> [What you need to do] Go through the lines below. Copy those with "JSON".

> [Excerpts from an interface dataset]
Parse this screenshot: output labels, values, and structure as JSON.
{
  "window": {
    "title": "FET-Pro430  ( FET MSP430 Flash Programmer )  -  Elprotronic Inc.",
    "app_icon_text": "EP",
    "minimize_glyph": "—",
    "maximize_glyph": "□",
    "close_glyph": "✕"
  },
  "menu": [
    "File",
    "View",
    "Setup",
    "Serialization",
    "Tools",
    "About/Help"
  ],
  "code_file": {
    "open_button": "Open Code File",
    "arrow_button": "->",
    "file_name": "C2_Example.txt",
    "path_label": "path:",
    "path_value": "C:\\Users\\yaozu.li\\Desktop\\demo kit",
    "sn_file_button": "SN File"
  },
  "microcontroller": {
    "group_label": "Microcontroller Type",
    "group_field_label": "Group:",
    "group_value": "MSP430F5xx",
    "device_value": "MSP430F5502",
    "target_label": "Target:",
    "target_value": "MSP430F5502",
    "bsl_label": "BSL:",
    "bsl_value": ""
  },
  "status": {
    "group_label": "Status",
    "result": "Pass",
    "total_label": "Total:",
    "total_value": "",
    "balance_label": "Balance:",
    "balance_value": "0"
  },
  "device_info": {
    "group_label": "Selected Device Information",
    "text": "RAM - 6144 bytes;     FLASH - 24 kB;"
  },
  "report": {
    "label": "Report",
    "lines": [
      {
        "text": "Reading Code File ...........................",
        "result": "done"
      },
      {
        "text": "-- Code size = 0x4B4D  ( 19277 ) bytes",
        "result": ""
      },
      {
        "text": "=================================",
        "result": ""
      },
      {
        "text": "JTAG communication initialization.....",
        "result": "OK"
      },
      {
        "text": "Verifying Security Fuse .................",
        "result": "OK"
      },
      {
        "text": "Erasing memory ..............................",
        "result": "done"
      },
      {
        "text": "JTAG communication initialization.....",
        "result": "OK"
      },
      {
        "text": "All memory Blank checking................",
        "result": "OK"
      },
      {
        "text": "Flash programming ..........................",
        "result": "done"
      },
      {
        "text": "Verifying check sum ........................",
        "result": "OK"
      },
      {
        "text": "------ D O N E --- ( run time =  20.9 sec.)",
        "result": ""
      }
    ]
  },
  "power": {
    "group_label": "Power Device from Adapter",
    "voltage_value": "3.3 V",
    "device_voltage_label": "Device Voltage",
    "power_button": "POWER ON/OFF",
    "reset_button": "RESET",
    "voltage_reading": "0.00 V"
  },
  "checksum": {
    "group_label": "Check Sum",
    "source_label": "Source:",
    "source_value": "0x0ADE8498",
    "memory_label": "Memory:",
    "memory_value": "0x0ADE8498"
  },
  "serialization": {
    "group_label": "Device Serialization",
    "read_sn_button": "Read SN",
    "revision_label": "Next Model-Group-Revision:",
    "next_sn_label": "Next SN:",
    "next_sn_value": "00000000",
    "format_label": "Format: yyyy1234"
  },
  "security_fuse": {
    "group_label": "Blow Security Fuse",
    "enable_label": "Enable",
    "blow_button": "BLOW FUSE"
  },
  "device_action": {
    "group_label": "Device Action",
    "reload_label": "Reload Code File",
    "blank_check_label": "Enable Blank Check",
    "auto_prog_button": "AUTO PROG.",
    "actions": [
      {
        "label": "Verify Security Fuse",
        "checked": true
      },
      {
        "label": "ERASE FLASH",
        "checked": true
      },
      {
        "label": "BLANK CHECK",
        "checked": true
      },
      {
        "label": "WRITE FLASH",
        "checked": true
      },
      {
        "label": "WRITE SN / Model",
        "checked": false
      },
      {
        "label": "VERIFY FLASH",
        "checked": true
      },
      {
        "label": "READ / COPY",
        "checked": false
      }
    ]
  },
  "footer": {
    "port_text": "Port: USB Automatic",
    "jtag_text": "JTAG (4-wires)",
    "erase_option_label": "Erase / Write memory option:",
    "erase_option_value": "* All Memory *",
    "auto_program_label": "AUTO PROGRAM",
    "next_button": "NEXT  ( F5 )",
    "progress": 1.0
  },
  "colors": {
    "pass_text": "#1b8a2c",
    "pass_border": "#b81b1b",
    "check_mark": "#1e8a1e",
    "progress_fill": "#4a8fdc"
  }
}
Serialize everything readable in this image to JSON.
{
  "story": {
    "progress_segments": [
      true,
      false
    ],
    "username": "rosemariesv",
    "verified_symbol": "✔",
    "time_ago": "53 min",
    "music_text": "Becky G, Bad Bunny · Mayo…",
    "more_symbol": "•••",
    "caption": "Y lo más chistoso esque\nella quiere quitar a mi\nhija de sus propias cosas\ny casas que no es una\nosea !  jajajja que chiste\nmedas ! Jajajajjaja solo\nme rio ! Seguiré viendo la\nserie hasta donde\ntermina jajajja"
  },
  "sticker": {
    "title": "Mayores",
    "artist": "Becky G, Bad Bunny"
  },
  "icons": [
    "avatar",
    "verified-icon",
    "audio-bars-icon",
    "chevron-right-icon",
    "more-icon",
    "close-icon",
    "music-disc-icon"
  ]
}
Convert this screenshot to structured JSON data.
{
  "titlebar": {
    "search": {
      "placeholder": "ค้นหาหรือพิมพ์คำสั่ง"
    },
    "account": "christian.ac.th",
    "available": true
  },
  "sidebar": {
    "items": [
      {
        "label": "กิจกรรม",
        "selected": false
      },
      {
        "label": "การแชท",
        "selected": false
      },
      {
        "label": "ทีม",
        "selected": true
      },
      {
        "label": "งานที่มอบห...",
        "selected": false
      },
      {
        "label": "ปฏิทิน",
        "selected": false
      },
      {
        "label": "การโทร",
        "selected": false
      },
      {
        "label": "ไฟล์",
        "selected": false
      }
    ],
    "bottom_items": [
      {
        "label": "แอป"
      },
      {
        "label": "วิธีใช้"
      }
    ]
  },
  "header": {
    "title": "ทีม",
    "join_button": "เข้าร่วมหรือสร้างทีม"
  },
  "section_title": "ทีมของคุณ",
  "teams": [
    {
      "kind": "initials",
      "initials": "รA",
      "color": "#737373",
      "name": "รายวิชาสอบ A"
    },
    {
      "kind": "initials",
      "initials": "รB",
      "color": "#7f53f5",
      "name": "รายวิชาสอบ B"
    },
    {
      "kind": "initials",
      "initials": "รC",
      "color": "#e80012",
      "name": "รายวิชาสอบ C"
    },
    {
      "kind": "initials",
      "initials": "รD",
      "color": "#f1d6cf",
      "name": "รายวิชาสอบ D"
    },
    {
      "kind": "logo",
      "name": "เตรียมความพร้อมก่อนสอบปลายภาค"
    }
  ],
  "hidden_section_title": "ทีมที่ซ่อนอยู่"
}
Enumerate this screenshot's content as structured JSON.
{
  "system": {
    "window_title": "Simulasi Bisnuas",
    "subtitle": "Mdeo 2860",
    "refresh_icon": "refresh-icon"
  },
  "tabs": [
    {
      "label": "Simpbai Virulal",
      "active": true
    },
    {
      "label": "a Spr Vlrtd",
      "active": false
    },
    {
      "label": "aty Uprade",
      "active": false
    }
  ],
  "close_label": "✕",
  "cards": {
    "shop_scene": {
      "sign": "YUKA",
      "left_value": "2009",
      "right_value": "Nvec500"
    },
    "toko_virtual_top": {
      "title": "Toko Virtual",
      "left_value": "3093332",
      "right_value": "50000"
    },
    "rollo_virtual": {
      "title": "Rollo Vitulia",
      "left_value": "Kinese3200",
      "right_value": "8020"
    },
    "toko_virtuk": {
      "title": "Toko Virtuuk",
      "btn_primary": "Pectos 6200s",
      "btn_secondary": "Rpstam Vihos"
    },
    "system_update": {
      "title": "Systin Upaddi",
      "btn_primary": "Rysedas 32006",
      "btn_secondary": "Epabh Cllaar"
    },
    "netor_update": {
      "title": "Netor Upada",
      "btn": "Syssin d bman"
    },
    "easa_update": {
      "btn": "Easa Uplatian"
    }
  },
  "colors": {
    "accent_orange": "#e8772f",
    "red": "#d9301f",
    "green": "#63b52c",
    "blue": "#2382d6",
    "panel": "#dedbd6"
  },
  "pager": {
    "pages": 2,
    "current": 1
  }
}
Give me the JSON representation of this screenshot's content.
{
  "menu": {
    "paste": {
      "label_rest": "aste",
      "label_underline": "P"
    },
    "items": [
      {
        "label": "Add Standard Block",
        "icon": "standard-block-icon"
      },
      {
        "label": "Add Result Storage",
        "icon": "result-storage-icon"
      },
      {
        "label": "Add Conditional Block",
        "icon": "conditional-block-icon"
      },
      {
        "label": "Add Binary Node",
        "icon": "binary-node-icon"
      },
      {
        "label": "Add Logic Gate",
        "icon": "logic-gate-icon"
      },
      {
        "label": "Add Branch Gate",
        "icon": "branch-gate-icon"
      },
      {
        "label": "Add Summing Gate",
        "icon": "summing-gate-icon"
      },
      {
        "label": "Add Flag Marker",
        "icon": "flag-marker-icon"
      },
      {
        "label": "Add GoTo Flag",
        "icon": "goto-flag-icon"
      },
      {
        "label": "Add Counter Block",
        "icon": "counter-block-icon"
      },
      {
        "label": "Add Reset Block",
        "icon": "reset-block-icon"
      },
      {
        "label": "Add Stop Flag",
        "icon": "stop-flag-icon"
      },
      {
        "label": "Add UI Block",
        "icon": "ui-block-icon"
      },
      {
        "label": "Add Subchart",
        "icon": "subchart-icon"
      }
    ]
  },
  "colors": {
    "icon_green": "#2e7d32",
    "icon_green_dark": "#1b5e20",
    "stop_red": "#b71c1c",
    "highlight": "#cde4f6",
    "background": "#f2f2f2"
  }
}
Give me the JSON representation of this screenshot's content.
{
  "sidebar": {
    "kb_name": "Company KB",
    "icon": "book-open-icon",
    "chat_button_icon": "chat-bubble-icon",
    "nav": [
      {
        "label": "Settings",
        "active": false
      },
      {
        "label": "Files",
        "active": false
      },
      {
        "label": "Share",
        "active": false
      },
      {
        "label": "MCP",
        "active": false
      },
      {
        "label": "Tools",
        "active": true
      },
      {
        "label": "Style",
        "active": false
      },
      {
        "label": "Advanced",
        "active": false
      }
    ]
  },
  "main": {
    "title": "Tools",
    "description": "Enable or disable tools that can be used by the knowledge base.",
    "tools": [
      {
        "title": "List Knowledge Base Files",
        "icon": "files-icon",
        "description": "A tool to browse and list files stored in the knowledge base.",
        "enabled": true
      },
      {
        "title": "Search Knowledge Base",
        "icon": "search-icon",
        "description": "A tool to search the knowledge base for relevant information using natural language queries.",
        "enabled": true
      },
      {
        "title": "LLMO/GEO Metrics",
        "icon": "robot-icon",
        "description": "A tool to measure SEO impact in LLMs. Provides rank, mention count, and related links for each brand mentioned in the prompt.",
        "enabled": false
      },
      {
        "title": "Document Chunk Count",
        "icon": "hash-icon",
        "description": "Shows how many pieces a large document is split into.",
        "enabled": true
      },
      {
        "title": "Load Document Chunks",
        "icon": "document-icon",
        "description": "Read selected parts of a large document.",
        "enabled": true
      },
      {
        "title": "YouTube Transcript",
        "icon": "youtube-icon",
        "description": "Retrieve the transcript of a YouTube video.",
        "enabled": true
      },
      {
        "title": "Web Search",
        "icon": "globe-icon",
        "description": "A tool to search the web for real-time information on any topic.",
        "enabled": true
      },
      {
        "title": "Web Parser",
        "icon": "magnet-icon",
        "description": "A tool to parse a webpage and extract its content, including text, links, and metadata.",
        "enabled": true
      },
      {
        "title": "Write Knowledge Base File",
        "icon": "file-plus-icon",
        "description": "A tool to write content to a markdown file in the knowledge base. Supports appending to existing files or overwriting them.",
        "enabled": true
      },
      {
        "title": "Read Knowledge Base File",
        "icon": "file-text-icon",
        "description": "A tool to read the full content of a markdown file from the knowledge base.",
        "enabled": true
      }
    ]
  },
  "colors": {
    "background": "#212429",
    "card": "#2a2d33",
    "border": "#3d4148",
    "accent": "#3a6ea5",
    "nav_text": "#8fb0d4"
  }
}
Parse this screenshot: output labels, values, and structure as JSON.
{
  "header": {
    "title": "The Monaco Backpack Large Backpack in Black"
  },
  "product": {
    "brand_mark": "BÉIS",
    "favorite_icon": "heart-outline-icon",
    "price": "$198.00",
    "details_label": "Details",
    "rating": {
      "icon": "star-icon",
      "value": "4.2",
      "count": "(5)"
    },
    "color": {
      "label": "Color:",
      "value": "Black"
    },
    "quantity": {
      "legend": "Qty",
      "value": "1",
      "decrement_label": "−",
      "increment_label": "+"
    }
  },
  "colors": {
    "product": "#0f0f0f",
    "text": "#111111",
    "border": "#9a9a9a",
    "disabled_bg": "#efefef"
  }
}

> [Your solution]
Parse this screenshot: output labels, values, and structure as JSON.
Serialize everything readable in this image to JSON.
Convert this screenshot to structured JSON data.
Enumerate this screenshot's content as structured JSON.
Give me the JSON representation of this screenshot's content.
Give me the JSON representation of this screenshot's content.
Parse this screenshot: output labels, values, and structure as JSON.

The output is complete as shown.